Visit Valletta Streets
Violent Encounters: Revelation of Beauty
In this conclusion, we will reflect on how the rhetoric of violence, as expressed through the arts, may afford a unique space to contemplate central Christian notions concerning redemption, salvation, fraternal and divine love.
Half-day retreat with class suggestions, class presentations and group reflection
Last Lecture: Class suggestion
- Fourteen lectures on Tuesdays between 17:30 and 19:30 (28 hours) with audio-visual presentations, complemented by group discussions and sharing based on individual observation and contemplation. – online on ZOOM
- Three Saturday Site Visits (9 hours) – in person on site
- Half Day Seminar (5 hours)
|1st February 2022||Introduction to the Course: Encounters with Beauty|
|8th February 2022||Creation: Origins of Beauty|
|15th February 2022||Creation: The Matter of Beauty|
|22nd February 2022||Spatial Encounters: Sacred and Secular|
|8th March 2022||Spatial Encounters: Locations and Orientations|
|15th March 2022||Spatial Encounters: The Temple|
|Saturday 19th March 2022|
|Origin, Matter, and Spirit: |
Site Visit – St Agatha Catacombs, Rabat
|29th March 2022||Art as Sacrifice: sacrificial origins of artistic practice|
|5th April 2022||Spatial Encounters: Adorning and Adoring|
|26th April 2022||The Body: Embodying the Divine|
|Saturday 7th May 2022|
|Sacred Space: Visit St John’s Co-Cathedral|
|17th May 2022||The Body: Becoming like the Divine|
|24th May 2022||Violent Encounters: Worship and Destruction|
|31st May 2022||Violent Encounters: Reconciling Beauty: the crucifix|
|14th June 2022||Violent Encounters: Memory and Remembrance|
|Saturday 18th June 2022|
|Violence: Visit Valletta Streets|
|21st June 2022||Violent Encounters: Revelation of Beauty|
|Saturday 25th June 2022|
9:00 – 14:00
|Half-day retreat with class presentations and group reflection|
- (optional) a reflective journal, based on the prayerful contemplation of selected artworks;
- (compulsory): Based on a local work of art, sculpture or space, or an artistic work of their own making (literary/visual/audio-visual/music/film/etc), students will be asked to deliver a 15 to 20-minute class presentation on how the chosen work(s) might help “expand our gaze and ideas” on beauty, both in an aesthetic and theological sense.

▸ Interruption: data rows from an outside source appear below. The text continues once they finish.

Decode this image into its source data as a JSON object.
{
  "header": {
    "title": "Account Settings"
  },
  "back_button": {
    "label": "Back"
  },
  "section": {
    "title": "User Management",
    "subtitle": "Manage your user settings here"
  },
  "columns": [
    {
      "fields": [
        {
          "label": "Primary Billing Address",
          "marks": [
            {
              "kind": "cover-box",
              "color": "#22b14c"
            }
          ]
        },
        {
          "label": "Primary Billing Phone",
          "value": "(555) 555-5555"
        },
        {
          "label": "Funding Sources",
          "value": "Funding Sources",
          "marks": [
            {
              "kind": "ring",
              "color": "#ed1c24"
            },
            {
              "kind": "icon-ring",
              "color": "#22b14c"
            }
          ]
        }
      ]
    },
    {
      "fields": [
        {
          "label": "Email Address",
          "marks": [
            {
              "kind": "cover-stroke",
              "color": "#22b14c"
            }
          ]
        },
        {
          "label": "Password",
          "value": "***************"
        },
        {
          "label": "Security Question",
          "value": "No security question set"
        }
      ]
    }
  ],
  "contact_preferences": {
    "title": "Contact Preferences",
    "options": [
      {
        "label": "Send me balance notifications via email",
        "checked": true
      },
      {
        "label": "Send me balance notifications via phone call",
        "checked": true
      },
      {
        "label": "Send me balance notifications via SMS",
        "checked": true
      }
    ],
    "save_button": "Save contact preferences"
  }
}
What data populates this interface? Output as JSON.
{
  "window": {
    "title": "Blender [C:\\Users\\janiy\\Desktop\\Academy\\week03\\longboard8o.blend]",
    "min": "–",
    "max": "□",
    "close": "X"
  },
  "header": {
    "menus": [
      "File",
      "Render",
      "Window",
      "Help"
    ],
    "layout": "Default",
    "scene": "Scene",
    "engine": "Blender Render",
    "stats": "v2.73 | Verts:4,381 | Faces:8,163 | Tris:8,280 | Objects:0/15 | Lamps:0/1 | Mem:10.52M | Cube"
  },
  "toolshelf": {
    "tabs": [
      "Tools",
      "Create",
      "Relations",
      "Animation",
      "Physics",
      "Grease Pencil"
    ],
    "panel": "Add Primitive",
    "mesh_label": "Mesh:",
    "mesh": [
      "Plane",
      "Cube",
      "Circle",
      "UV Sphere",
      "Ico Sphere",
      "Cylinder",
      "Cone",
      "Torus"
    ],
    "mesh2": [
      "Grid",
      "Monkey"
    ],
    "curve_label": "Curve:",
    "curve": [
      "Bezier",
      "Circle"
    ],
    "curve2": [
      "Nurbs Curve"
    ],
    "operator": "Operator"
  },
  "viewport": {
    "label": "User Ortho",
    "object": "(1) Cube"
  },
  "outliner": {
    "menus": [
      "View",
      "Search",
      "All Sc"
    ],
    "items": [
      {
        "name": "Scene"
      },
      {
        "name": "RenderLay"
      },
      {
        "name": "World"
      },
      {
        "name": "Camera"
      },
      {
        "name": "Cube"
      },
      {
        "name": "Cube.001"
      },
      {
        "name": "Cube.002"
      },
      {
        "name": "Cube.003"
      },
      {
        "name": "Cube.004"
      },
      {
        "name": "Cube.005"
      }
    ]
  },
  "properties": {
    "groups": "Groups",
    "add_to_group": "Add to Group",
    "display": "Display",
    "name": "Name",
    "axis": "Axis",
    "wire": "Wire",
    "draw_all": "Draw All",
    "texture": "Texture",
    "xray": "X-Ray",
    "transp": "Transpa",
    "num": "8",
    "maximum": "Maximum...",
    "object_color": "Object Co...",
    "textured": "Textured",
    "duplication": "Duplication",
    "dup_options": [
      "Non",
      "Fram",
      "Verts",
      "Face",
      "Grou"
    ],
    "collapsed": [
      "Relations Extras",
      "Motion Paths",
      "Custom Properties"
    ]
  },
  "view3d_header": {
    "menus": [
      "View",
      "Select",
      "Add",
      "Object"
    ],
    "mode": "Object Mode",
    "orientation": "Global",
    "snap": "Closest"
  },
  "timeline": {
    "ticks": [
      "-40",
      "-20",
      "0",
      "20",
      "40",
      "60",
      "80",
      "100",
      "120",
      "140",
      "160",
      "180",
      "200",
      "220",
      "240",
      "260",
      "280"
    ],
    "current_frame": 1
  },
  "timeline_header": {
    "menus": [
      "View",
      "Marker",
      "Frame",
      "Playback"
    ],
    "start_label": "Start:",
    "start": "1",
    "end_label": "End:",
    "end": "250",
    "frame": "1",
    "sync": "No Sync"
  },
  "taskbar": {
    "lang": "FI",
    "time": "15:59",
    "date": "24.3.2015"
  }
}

While the presentation is intended to give the student an opportunity to elaborate further on one of the main themes touched upon in class, according to their own interests and artistic preference. It is also an opportunity to share ideas as well as receive feedback from peers. The students will also be encouraged to submit their work in written format (approx 2500 words).
Final Award: Certificate in The way of Beauty: Discovering Faith through Art
Duration: One-year part-time course with two modules
Certification: A sealed Certificate after successful* completion of the course
* To obtain a Certificate of Achievement a student must: attend a minimum of 70% of each module and Pass successfully the assignment
Every application will be considered on its individual merits. The Pastoral Formation Institute accepts a wide range of qualifications, and we always try to judge applications on the basis of academic potential. We do consider a very wide range of academic, vocational, and professional qualifications, as well as work and other appropriate experiences and skills.